The Booth’s termly exhibit of student art will be opening Friday

by Helen Liu | 1/21/20 2:05am

Source: Courtesy of Tanya Shah '20

Directly across from the Hinman Mail Center in the Hopkins Center is The Booth, a small but carefully curated display of student art. With its eye-catching neon pink sign, welded by student curator Jamie Park ’20, The Booth is hard to miss.

This mini art gallery gives students an opportunity to showcase their work for an entire term at a central location on campus. Formerly an unused phone booth, The Booth has become a unique artistic experience in the two years since its founding. 

“Dartmouth’s art program is quite small, so there’s not a ton of opportunities for student artists to showcase their work,” Park said. “Even though we have small exhibitions in the Black Family Visual Arts Center, there’s not a ton that happens outside of that.”

According to Park, The Booth aims to change that ­— by displaying student artwork in a heavily trafficked area, it effectively increases campus exposure to student artwork.

This term, The Booth is displaying the artwork of Cate Heisler ’20 and Tanya Shah ’20 — an eclectic combination of photography, collage and sculpture. According to Park, artists can apply to be featured by sending her a portfolio through email, but she also relies on word of mouth to help her find artists who seem like a good fit for exhibition. Park said she takes into careful consideration the balance and synergy between featured artists’ works, and aims to always simultaneously exhibit artists whose works complement each other well. The artists also entrust Park with the responsibility of framing and installing the art in the space.

“It’s really like a mini gallery sort of thing,” Shah said. “We’re the artists, she’s the curator.”

According to Heisler, the works she will have displayed are the pages of a zine she made last term through collaging different images. Heisler’s journey in art began with a drawing hobby, but after taking some photography classes at the College, she began to realize the extent to which she could use real images and collage to express complex emotions.

“I didn’t really know what kind of feelings I could evoke in a picture, since these days everyone can just take a photo,” Heisler said. 

However, in “Photography II,” she said that a collage assignment led her to recognize how recombining images from different sources allowed her to convey new, insightful meanings.

“I was forced to think a little harder about why things were important,” she said.

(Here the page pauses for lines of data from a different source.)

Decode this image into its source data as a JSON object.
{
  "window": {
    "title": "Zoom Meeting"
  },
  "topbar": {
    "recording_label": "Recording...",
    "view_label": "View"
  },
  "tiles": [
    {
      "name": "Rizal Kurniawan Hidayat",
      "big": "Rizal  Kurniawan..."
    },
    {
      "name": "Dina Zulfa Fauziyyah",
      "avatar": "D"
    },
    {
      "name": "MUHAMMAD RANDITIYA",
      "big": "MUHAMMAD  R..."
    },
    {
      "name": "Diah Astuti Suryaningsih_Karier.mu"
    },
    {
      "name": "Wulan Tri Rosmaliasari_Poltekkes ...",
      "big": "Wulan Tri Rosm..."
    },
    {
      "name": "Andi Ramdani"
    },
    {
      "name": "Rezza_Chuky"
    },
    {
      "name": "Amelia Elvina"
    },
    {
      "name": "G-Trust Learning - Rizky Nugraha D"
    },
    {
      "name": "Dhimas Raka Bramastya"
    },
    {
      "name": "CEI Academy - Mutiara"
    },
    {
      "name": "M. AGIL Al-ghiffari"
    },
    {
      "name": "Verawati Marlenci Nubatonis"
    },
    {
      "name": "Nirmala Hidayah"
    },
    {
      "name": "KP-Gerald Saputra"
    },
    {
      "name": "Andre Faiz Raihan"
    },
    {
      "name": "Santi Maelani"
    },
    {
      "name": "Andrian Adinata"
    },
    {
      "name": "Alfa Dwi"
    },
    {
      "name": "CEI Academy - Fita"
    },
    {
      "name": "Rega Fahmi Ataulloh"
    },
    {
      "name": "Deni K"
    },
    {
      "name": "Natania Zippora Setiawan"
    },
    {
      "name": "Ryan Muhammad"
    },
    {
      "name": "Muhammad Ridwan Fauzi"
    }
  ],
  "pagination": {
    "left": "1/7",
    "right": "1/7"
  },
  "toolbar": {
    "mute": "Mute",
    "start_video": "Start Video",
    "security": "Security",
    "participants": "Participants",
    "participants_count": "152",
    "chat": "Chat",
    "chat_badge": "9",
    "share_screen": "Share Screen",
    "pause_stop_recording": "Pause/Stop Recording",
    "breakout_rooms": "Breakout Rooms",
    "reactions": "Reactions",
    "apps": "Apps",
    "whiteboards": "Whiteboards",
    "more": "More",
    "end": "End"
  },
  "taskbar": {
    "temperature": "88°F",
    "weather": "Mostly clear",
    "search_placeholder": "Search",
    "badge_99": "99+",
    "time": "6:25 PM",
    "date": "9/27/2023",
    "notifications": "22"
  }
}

According to Shah, her side of the display will be composed of photographs of a sculpture installation that she had previously set up in the “Sculpture I” classroom. 

“That was one of my favorite sculptures I’ve ever created,” Shah said. “It was a 6-foot by 6-foot by 6-foot cube that I built out of wood, and it was like a little mini room that you could go inside and spend time in.” 

Since the original installation had to be taken down within two days, Shah said she is enthusiastic to showcase her sculpture again in a different light: through photography.

“I’m excited to see it in a space,” she said. “I’m excited to see what Jamie does with [the photographs].”

Although Shah began her Dartmouth career with the intention of becoming a software engineer, she decided to pursue a double major in computer science and studio art after taking “Photography I” in her sophomore year.

Both Heisler and Shah also said they were heavily influenced by studio art professor Christina Seely, who challenged them in “Photography III” to really think about their artwork and pushed them to create on a deeper emotional level.

“She’d ask you to tap into the emotions she was feeling,” Heisler said. “She knew everyone’s vibe in the class. She could read you better than you could express yourself.”

Coincidentally, Heisler and Shah had actually been friends long before they were chosen for the Booth’s art display; they met each other through “Painting I” during their sophomore summer and developed their friendship through mutual appreciation of each other’s artwork.

“We got to know each other through looking at each other’s work,” Shah said.

The similar themes in their artwork and their personal chemistry both contribute to the cohesiveness of the art exhibit as a whole.

“I’m really happy we’re being shown together,” Shah said. “[My work]’s about dreaming and it’s very out of this world, and Cate’s is about reality, but in a very dreamy way.”

By juxtaposing thematically similar but stylistically distinct works of art in the same space, The Booth creates an immersive yet accessible visual art experience.

Despite being fairly new, The Booth has already displayed works from both art majors and non-art majors, seniors and sophomores. Furthermore, most other student art installations and exhibitions are only permitted to be displayed for a few days before takedown, but The Booth’s commitment to showcasing only two artists a term allows more people to appreciate the artwork.

“It’s a sick opportunity, because the only real chance to showcase your work is the senior major showcase at the end of the spring,” Heisler said. “So for someone like me who didn’t follow through with the major, it’s really exciting.”

According to Park, she also takes seniority into account when selecting artists, so that those who want to seize a last chance at being featured in a gallery before graduation can achieve that goal.

“This space exists to offer people who don’t necessarily always have the means to pursue showcases and exhibitions,” Park said. “It’s a way to give opportunities to underprivileged students who may not have the chance to share what they create.”

The exhibit officially opens on Friday at 1 p.m.